Friday 26th February 2016
We are getting close to the end of our ‘cutting back and burning’ season now and what makes this work seasonal is the bird’s (and other wildlife) nesting. As the evenings draw out, the weather becomes (supposedly) warmer, leaves begin to appear on the trees and the birds begin to make their voices heard. These are all signs that the nest building season is almost upon us and as we don’t wish to disturb our feathered friends in their nest building, so we move on to other types of work.
However, before we start thinking about cutting the grass to keep the footpaths open, we still had some clearing and maintenance work to do on Marston Marsh, which is where we were today. Matt had two tasks on our work agenda today, coppicing some willow trees and installing another gate in the cattle corral, to make it easier to manage the moving of the cows and their calves from the marshes at the end of the year.
The willow coppicing was to be carried out around a pond in an area where the cattle are not allowed. The reason for the cattle restriction is Crassula helmsii commonly known as New Zealand Pigmyweed or Australian Swamp-stonecrop. This is an invasive non-native species and this week just happens to be “Invasive Species Week’’ which will help to raise awareness and the prevention of the spread of these types of species across Britain. The following website ‘The GB non-native species secretariat (NNSS)’ contains a lot more information on New Zealand Pigmyweed and other invasive non-native species, so it is well worth a look by clicking on the link provided above. They also provide a handy id sheet detailing what to look out for which I have also included a link to here.

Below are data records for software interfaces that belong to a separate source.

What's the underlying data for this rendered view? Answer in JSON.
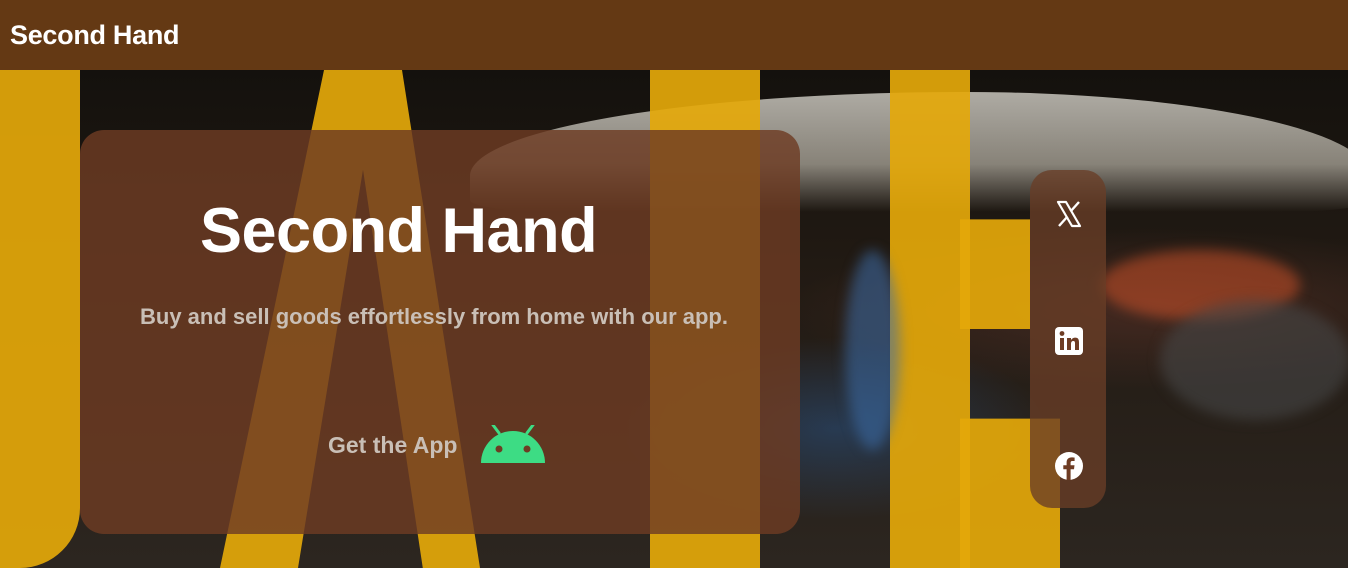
{
  "navbar": {
    "brand": "Second Hand"
  },
  "hero": {
    "title": "Second Hand",
    "description": "Buy and sell goods effortlessly from home with our app.",
    "cta_label": "Get the App",
    "cta_icon": "android-icon",
    "accent_color": "#3ddc84"
  },
  "social": {
    "items": [
      {
        "name": "x-icon",
        "label": "X"
      },
      {
        "name": "linkedin-icon",
        "label": "LinkedIn"
      },
      {
        "name": "facebook-icon",
        "label": "Facebook"
      }
    ]
  },
  "colors": {
    "navbar_bg": "#643914",
    "card_bg": "#6e3c23",
    "text_light": "#c9bfb6",
    "sign_yellow": "#e4a80a"
  }
}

To prevent the weed from spreading in the marsh and into the dyke systems, the general public and the cattle are kept away from the pond site. Although the weed does not produce any viable seeds, it is able to regenerate from small, broken off fragments of the plant and the best way to manage the problem is to let the pond silt up and allow the reeds and rushes to slowly dry out the pond.
There was a lot of coppicing to be done, too much for one day. We did manage to coppice most of the willow trees that were around the pond, and those that remain will be tackled on another day. Pete got a good fire going by the side of the pond and by the end of our day we had managed to burn all that had been chopped down.
Written by Alan Rae, Norwich Fringe Project Volunteer.